Traditional community for Bauman (2000) is a comfortable and safe environment which ignites feelings of happiness. Moreover in society community boundaries are the difference between trust and suspicion of strangers (2000). However in this society of increased individuality and risk, community appears to have fractured all together through increasing mistrust and fear of criminals (Box, 2003). Especially in Indian culture, traditional social bonds have weakened as a result of social and cultural changes (Singh, 2002). In urban living community has dissolved because of increased mobility and with such a vast population it is hard to cling to a community of any description. In addition, it has been proven that people living in inner city environments are more fearful than those living outside the city which means that people are less likely to embrace strangers and form a community (Carrabine, 2008). In essence, community has become a "paradise lost" (2001), it is no longer an assumed part of society. It has been replaced with perpetual fear of strangers and the anxiety of crime, which means people lack trust and security in where they live.
The caste system in India is a cultural system of social division which originates from the Hindu religious beliefs of karma and reincarnation. It states that your class status is a result whether you had a good or bad previous life. However it is a very well defined system that systematically segregates each person into four class groups. It has been argued that that the caste system had been abolished but despite efforts to move beyond the caste system it still remains a very visible aspect of social life (Kumar, 2009). In terms of fear and urban life the caste system gives cultural meaning to social relationships but also aggravates crime though of the increasing marginalisation and relative deprivation (Singh, 2002). This means that the higher castes are gaining more in a continuingly developing and globalising country while the poor remain in poverty and growing a deeper resentment towards the higher castes. This structure of inequality has created an unsafe society, mainly through the higher castes fear of criminal activity in the lower castes, in which a criminal caste has developed (Madan, 1979). This is a caste of robbers and thieves who have inherited a role in the social order of exclusion and crime. This system of caste conforms to labelling theory which is a theory of social deviance which, in essence, states that if labelled a criminal a person is more likely to partake in criminal activity. Commodities such as security products and gated communities have only forced this caste separation further leaving greater social division and inequality which worsens crime and subsequently the fear of crime.
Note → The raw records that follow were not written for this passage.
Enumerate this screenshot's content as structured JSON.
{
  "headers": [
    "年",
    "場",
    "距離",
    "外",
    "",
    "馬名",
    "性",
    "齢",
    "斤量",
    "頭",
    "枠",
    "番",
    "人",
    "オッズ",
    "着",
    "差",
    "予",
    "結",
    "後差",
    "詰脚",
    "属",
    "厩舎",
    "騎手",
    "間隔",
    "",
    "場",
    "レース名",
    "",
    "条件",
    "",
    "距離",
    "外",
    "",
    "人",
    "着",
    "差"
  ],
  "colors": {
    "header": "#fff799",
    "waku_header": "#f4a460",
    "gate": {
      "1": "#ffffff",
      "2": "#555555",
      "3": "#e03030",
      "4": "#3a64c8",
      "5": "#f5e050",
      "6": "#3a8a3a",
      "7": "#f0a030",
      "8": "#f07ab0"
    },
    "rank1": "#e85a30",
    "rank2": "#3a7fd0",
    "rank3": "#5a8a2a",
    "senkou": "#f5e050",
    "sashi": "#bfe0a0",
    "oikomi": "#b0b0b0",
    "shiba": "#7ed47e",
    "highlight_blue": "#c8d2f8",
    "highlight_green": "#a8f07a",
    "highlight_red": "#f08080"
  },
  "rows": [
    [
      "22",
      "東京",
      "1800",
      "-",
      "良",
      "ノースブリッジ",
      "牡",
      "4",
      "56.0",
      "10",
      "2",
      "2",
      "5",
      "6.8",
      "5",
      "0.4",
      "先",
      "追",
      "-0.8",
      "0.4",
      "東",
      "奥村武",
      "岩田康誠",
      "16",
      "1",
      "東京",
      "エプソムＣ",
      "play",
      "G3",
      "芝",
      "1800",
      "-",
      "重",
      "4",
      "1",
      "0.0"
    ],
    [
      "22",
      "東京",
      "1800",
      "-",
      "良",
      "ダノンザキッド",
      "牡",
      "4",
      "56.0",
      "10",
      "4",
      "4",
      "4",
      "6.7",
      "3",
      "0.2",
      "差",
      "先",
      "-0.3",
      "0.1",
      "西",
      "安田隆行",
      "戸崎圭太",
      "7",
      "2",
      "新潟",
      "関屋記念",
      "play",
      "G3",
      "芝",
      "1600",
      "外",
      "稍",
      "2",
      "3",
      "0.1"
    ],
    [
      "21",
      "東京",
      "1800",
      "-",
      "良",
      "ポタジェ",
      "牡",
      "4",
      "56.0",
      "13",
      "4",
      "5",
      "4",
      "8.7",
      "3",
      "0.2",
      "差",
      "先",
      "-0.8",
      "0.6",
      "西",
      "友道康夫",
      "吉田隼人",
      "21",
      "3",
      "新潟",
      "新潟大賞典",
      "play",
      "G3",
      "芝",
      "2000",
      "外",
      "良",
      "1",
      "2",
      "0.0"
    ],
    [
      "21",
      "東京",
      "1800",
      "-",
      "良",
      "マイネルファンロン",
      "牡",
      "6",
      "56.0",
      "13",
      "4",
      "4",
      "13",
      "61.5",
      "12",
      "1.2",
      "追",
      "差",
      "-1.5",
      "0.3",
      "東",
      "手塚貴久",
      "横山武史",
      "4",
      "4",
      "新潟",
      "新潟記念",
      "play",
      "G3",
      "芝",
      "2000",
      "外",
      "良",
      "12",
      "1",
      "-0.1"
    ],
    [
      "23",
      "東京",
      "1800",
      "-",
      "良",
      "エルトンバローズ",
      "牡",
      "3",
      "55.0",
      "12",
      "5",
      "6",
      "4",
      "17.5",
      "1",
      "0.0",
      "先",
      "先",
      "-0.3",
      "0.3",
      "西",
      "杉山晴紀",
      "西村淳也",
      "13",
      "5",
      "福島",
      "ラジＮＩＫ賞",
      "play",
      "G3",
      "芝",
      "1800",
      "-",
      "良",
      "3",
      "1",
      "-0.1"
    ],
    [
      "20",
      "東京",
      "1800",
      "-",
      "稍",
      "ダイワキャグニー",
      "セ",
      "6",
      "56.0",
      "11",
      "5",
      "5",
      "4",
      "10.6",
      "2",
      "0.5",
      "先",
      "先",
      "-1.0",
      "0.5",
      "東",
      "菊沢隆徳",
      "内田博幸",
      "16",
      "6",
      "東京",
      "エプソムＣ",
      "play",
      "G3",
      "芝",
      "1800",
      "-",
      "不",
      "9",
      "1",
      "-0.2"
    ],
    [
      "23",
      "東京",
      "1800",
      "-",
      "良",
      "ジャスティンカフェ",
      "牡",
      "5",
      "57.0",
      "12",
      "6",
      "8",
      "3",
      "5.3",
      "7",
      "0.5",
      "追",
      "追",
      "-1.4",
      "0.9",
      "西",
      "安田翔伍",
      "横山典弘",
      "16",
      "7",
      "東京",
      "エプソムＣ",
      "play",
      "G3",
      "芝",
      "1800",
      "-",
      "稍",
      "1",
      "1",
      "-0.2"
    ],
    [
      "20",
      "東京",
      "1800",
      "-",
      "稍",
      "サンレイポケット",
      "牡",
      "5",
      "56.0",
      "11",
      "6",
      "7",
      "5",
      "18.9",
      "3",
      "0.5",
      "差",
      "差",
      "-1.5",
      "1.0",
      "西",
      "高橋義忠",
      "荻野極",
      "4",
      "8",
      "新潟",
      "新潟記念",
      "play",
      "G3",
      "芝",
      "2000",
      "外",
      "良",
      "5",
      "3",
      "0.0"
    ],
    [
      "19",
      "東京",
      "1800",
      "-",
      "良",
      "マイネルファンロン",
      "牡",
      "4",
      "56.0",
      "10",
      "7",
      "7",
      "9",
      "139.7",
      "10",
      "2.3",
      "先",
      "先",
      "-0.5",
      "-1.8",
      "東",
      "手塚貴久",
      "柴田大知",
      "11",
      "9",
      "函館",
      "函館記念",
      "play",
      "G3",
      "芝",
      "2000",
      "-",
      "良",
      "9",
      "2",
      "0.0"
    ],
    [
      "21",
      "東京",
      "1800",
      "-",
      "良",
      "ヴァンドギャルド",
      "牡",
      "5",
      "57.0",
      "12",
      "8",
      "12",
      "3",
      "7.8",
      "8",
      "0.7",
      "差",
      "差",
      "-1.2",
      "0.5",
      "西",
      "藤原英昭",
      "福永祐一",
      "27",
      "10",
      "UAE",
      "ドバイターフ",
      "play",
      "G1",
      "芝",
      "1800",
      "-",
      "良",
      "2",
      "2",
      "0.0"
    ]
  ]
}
In a society based on individualism, lack of community and overly protective security measures it is no wonder that civic values and respect for fellow humans has decreased. If we are only 'looking out' for ourselves and have a persistent sense of fear of other people then a change in social relationships which encompass selfishness and suspicion will evolve. Moreover it can be argued that in the past it was spiritual and religious duty that prompted people to have mutual respect and care for each other, but now we find ourselves in a society of normlessness (Carrabine, 2008). This means that there is a lack of regulation and integration, a sense on anomie where moral education is deficient (Ray, 2009). For example in 2008 nearly two hundred people were stampeded to death at an Indian temple because a few rocks fell from the path above causing people to unnecessarily panic and in a personal effort to save themselves they injured others (Page, 2008). This shows that the fear of what the stranger passing us on the street might be capable of doing to us has lead to a loss of values and disrespect for others, causing an increase in anti-social behaviour.